# Exercise data:
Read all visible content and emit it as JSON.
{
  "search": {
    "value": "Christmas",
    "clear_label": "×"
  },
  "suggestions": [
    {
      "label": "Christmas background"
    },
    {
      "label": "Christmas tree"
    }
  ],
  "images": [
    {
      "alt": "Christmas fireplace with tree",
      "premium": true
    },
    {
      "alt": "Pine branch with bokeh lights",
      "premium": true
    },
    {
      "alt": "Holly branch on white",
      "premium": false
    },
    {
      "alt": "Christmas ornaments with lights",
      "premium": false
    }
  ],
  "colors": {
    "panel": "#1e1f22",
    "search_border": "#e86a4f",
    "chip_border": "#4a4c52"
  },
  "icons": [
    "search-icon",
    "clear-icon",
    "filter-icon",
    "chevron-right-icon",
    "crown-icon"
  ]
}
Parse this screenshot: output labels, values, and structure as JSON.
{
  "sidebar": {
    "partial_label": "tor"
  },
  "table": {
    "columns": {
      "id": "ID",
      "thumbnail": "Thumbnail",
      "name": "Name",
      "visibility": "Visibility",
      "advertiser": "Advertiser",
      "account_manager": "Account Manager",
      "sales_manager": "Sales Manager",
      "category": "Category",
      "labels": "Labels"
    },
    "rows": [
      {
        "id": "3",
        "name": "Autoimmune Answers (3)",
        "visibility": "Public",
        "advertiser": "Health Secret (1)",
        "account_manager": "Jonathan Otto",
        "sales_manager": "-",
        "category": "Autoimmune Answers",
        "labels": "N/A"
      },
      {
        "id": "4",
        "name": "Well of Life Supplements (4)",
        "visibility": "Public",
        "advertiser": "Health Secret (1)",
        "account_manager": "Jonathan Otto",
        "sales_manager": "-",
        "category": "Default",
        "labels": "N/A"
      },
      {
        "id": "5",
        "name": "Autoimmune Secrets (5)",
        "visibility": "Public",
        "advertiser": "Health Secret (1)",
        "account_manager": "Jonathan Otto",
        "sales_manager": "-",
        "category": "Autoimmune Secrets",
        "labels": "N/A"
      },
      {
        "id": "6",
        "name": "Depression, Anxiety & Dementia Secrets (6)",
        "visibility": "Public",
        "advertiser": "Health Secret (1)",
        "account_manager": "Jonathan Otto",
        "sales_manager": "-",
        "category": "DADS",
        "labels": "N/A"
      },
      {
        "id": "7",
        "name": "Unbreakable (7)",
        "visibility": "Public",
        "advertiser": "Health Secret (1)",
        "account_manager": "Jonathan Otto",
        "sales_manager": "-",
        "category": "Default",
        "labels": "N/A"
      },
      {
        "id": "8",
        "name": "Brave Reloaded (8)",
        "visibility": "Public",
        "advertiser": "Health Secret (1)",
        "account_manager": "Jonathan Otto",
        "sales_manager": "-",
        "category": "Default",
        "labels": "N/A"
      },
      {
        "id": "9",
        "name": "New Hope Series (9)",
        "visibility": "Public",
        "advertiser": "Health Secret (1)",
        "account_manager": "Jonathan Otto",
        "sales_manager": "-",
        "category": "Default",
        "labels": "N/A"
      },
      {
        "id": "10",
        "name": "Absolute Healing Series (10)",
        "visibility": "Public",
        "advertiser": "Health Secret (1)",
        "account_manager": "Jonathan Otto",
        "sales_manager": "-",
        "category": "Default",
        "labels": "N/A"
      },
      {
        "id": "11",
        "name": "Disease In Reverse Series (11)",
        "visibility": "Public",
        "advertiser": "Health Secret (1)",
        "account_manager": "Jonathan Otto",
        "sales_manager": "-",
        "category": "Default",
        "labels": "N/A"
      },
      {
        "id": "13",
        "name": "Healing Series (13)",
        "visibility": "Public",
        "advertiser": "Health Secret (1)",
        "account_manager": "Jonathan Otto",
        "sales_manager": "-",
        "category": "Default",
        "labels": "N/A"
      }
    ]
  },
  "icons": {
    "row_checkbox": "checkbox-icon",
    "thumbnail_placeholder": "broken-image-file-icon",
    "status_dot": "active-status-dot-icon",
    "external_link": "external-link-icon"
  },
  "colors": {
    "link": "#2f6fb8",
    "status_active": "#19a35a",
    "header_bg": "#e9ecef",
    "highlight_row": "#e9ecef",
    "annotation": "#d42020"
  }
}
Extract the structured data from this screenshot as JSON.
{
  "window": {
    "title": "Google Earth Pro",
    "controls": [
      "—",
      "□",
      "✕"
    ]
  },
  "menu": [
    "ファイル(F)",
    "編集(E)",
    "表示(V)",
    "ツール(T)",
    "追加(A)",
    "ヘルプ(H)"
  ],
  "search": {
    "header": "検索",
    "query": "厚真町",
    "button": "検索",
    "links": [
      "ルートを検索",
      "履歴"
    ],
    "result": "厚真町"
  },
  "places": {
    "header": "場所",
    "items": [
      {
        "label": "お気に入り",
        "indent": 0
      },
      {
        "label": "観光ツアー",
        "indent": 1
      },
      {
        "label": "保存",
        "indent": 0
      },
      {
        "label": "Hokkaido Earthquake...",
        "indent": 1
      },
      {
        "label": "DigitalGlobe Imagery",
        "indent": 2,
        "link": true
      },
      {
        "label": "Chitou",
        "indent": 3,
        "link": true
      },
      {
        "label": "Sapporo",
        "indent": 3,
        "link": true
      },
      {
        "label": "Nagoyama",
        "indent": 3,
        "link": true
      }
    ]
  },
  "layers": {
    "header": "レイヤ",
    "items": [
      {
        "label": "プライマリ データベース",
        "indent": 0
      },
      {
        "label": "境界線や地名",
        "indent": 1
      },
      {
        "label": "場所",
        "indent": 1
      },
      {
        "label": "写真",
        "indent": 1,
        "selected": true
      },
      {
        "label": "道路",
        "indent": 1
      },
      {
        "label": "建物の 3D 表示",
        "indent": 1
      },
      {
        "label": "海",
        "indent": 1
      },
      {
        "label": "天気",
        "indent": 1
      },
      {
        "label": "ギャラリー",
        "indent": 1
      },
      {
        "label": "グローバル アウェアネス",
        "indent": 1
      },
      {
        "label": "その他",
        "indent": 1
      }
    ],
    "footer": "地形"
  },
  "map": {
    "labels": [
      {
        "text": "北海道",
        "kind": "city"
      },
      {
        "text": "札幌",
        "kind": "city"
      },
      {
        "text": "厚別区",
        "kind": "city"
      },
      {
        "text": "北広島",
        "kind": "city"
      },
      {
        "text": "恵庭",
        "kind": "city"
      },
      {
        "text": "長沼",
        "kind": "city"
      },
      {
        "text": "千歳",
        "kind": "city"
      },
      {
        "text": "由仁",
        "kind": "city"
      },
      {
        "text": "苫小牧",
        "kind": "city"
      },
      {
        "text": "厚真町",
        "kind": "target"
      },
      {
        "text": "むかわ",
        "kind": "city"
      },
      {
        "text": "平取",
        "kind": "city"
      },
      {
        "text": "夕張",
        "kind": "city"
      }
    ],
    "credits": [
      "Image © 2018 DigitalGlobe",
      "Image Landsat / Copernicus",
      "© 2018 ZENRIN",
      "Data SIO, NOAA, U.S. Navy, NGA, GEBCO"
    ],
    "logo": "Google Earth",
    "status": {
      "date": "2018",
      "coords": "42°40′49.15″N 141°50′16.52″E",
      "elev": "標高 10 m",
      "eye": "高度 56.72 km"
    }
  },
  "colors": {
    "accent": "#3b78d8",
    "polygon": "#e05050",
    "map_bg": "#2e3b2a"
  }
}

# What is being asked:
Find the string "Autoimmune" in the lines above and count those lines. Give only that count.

# Solved problem:
4